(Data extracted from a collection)
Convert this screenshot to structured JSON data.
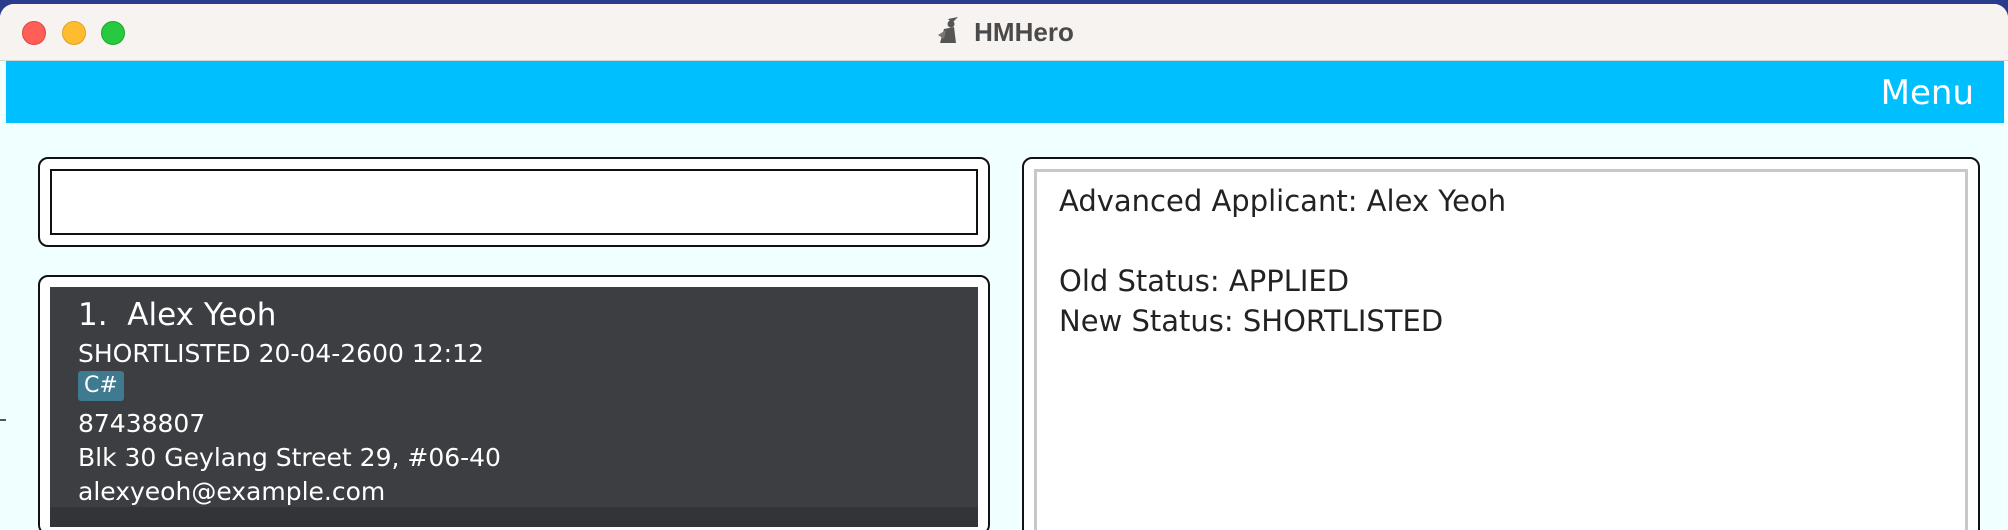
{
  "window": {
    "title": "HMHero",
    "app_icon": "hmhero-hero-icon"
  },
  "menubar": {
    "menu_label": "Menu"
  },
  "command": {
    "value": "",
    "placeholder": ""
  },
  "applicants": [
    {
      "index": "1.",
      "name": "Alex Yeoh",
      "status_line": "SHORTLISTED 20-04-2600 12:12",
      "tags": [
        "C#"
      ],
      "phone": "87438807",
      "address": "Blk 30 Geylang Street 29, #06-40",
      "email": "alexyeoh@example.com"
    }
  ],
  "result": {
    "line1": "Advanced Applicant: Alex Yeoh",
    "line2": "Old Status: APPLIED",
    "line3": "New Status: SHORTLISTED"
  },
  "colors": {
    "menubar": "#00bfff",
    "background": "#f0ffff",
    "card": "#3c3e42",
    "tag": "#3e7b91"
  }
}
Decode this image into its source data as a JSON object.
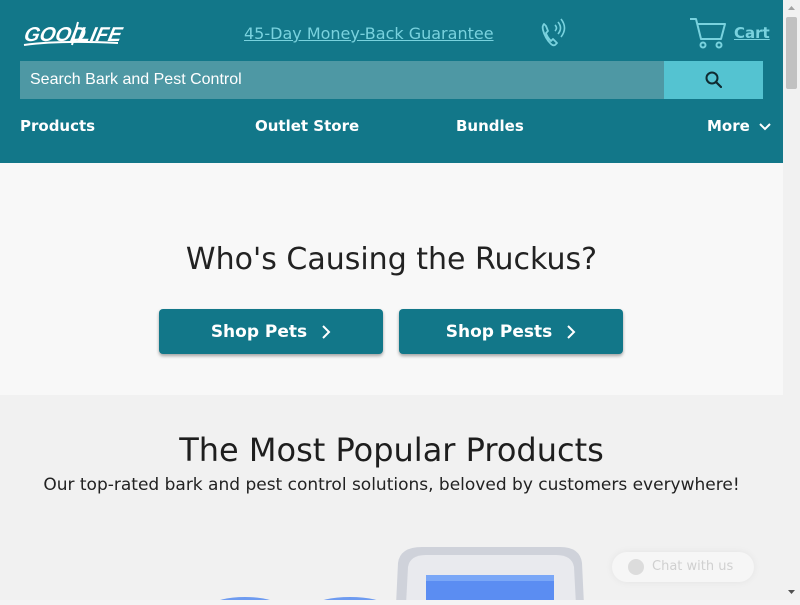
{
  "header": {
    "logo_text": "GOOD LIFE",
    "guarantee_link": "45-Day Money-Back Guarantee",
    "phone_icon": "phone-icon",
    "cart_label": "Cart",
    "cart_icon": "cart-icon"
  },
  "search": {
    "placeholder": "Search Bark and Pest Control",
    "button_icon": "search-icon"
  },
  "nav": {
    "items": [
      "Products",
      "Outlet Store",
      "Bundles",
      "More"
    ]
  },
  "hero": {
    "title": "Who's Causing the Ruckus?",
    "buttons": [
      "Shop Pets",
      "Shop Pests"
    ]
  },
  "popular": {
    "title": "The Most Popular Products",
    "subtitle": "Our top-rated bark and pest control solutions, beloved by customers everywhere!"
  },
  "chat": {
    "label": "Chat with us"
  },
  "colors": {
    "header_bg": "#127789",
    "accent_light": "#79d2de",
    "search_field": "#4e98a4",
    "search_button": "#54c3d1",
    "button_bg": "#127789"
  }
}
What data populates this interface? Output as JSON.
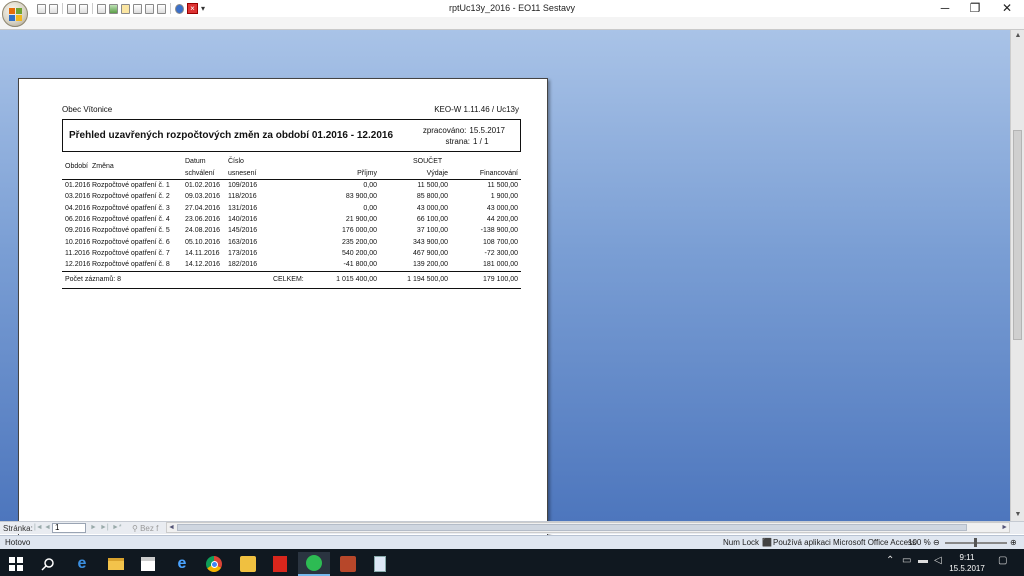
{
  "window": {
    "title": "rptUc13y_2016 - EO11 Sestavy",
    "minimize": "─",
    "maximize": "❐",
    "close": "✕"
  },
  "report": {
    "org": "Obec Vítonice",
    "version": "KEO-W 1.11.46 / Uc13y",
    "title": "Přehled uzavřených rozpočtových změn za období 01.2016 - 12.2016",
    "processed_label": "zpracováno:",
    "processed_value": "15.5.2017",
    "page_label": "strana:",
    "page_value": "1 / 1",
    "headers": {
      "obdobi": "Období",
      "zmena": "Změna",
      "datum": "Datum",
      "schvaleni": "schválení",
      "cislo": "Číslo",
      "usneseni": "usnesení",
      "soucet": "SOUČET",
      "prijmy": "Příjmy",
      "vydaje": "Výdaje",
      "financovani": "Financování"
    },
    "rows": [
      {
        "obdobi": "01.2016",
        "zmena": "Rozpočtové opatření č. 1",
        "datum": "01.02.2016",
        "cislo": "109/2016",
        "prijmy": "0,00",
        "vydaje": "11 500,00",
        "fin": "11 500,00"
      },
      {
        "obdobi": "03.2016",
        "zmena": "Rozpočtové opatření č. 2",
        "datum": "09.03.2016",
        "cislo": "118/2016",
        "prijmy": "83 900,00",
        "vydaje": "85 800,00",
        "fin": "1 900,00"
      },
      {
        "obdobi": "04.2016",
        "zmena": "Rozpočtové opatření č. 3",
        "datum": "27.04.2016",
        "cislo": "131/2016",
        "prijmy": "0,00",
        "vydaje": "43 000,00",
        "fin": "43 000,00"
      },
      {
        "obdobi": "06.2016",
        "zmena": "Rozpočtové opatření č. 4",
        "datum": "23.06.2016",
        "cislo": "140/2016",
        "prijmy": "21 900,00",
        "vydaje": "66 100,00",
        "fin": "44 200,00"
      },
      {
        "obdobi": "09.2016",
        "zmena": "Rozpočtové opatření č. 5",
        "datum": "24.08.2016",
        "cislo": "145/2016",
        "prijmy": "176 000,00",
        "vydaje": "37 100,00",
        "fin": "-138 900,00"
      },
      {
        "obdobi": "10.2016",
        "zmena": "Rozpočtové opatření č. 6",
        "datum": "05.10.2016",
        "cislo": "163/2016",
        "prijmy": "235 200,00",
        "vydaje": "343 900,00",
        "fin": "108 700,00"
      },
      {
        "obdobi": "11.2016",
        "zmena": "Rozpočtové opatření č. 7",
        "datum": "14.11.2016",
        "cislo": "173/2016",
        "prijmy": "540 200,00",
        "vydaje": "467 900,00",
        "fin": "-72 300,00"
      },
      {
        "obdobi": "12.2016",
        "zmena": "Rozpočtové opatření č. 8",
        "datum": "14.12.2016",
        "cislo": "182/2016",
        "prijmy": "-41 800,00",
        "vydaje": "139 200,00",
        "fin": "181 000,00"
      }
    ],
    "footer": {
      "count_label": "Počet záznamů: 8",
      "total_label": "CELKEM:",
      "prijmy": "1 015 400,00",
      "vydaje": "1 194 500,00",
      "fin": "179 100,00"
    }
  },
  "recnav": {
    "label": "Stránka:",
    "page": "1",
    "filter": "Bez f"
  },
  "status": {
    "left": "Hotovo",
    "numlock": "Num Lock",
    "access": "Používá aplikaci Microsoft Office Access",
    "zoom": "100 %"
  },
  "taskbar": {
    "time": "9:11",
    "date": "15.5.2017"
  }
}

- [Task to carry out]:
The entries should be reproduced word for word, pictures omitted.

- [Response]:
Convert this screenshot to structured JSON data.
{
  "window": {
    "title": "HMHero",
    "app_icon": "hmhero-hero-icon"
  },
  "menubar": {
    "menu_label": "Menu"
  },
  "command": {
    "value": "",
    "placeholder": ""
  },
  "applicants": [
    {
      "index": "1.",
      "name": "Alex Yeoh",
      "status_line": "SHORTLISTED 20-04-2600 12:12",
      "tags": [
        "C#"
      ],
      "phone": "87438807",
      "address": "Blk 30 Geylang Street 29, #06-40",
      "email": "alexyeoh@example.com"
    }
  ],
  "result": {
    "line1": "Advanced Applicant: Alex Yeoh",
    "line2": "Old Status: APPLIED",
    "line3": "New Status: SHORTLISTED"
  },
  "colors": {
    "menubar": "#00bfff",
    "background": "#f0ffff",
    "card": "#3c3e42",
    "tag": "#3e7b91"
  }
}
Decode this image into its source data as a JSON object.
{
  "header": {
    "logo_text": "GOOD LIFE",
    "guarantee_link": "45-Day Money-Back Guarantee",
    "phone_icon": "phone-icon",
    "cart_label": "Cart",
    "cart_icon": "cart-icon"
  },
  "search": {
    "placeholder": "Search Bark and Pest Control",
    "button_icon": "search-icon"
  },
  "nav": {
    "items": [
      "Products",
      "Outlet Store",
      "Bundles",
      "More"
    ]
  },
  "hero": {
    "title": "Who's Causing the Ruckus?",
    "buttons": [
      "Shop Pets",
      "Shop Pests"
    ]
  },
  "popular": {
    "title": "The Most Popular Products",
    "subtitle": "Our top-rated bark and pest control solutions, beloved by customers everywhere!"
  },
  "chat": {
    "label": "Chat with us"
  },
  "colors": {
    "header_bg": "#127789",
    "accent_light": "#79d2de",
    "search_field": "#4e98a4",
    "search_button": "#54c3d1",
    "button_bg": "#127789"
  }
}
What data populates this interface? Output as JSON.
{
  "window": {
    "title": "rptUc13y_2016 - EO11 Sestavy",
    "minimize": "─",
    "maximize": "❐",
    "close": "✕"
  },
  "report": {
    "org": "Obec Vítonice",
    "version": "KEO-W 1.11.46 / Uc13y",
    "title": "Přehled uzavřených rozpočtových změn za období 01.2016 - 12.2016",
    "processed_label": "zpracováno:",
    "processed_value": "15.5.2017",
    "page_label": "strana:",
    "page_value": "1 / 1",
    "headers": {
      "obdobi": "Období",
      "zmena": "Změna",
      "datum": "Datum",
      "schvaleni": "schválení",
      "cislo": "Číslo",
      "usneseni": "usnesení",
      "soucet": "SOUČET",
      "prijmy": "Příjmy",
      "vydaje": "Výdaje",
      "financovani": "Financování"
    },
    "rows": [
      {
        "obdobi": "01.2016",
        "zmena": "Rozpočtové opatření č. 1",
        "datum": "01.02.2016",
        "cislo": "109/2016",
        "prijmy": "0,00",
        "vydaje": "11 500,00",
        "fin": "11 500,00"
      },
      {
        "obdobi": "03.2016",
        "zmena": "Rozpočtové opatření č. 2",
        "datum": "09.03.2016",
        "cislo": "118/2016",
        "prijmy": "83 900,00",
        "vydaje": "85 800,00",
        "fin": "1 900,00"
      },
      {
        "obdobi": "04.2016",
        "zmena": "Rozpočtové opatření č. 3",
        "datum": "27.04.2016",
        "cislo": "131/2016",
        "prijmy": "0,00",
        "vydaje": "43 000,00",
        "fin": "43 000,00"
      },
      {
        "obdobi": "06.2016",
        "zmena": "Rozpočtové opatření č. 4",
        "datum": "23.06.2016",
        "cislo": "140/2016",
        "prijmy": "21 900,00",
        "vydaje": "66 100,00",
        "fin": "44 200,00"
      },
      {
        "obdobi": "09.2016",
        "zmena": "Rozpočtové opatření č. 5",
        "datum": "24.08.2016",
        "cislo": "145/2016",
        "prijmy": "176 000,00",
        "vydaje": "37 100,00",
        "fin": "-138 900,00"
      },
      {
        "obdobi": "10.2016",
        "zmena": "Rozpočtové opatření č. 6",
        "datum": "05.10.2016",
        "cislo": "163/2016",
        "prijmy": "235 200,00",
        "vydaje": "343 900,00",
        "fin": "108 700,00"
      },
      {
        "obdobi": "11.2016",
        "zmena": "Rozpočtové opatření č. 7",
        "datum": "14.11.2016",
        "cislo": "173/2016",
        "prijmy": "540 200,00",
        "vydaje": "467 900,00",
        "fin": "-72 300,00"
      },
      {
        "obdobi": "12.2016",
        "zmena": "Rozpočtové opatření č. 8",
        "datum": "14.12.2016",
        "cislo": "182/2016",
        "prijmy": "-41 800,00",
        "vydaje": "139 200,00",
        "fin": "181 000,00"
      }
    ],
    "footer": {
      "count_label": "Počet záznamů: 8",
      "total_label": "CELKEM:",
      "prijmy": "1 015 400,00",
      "vydaje": "1 194 500,00",
      "fin": "179 100,00"
    }
  },
  "recnav": {
    "label": "Stránka:",
    "page": "1",
    "filter": "Bez f"
  },
  "status": {
    "left": "Hotovo",
    "numlock": "Num Lock",
    "access": "Používá aplikaci Microsoft Office Access",
    "zoom": "100 %"
  },
  "taskbar": {
    "time": "9:11",
    "date": "15.5.2017"
  }
}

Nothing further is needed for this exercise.